Most anti-colonial movements in the second half of the 20th Century promised to provide universal access to health services. The Alma Ata Declaration of 1978 presented a consensus view of how governments could deliver on this promise. During the next thirty years, people experienced dramatic health improvements in some countries or districts, but they continued to suffer high levels of avoidable disease and early death in many others. The existence of effective health care technologies combined with the reality that hundreds of millions of people still do not have access to effective health services has led in recent years to national and international political pressure for action and significant funding to address this reality.

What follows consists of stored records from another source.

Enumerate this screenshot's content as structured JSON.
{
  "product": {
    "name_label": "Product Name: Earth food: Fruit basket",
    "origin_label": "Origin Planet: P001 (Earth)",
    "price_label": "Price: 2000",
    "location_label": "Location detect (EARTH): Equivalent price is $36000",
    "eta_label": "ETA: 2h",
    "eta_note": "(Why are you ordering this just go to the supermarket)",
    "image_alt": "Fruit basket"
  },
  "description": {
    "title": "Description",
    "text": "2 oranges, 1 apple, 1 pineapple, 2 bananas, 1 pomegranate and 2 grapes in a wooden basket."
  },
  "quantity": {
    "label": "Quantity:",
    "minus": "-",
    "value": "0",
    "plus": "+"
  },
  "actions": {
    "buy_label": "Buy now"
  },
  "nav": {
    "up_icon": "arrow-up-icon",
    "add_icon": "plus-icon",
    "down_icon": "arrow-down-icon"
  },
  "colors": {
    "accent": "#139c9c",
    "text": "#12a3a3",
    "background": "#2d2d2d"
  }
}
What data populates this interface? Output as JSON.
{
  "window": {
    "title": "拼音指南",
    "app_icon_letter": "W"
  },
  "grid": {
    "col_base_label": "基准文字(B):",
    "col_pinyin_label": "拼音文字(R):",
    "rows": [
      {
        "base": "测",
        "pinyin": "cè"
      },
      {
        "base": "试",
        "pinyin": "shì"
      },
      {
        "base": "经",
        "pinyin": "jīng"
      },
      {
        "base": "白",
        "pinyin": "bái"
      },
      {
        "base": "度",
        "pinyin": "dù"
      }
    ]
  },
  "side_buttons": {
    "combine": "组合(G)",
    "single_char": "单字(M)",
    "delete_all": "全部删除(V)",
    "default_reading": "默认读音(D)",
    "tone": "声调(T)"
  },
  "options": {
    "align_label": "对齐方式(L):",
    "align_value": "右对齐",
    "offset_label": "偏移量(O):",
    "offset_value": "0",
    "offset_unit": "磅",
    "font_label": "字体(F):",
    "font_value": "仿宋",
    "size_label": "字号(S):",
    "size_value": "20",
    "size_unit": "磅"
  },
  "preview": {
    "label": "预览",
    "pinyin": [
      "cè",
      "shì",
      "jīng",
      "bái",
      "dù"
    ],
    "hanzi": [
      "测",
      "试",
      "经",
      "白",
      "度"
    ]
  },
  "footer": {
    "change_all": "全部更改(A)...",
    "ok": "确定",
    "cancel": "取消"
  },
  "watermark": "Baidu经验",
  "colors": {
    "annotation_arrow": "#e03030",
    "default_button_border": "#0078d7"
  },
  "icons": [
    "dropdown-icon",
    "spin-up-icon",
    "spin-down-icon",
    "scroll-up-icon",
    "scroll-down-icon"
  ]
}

This paper argues that effective strategies for increasing access to the benefits of health-related science and technology cannot just be viewed as technical challenges but must be grounded in the profound changes in political economy of the last thirty years. These include demographic shifts and changes to national and global economic arrangements, channels of knowledge flow, the organisation of politics and governance and the understanding of how innovations arise and are spread. Failure to take this into account could reduce the impact of these investments or even lead to unintended adverse consequences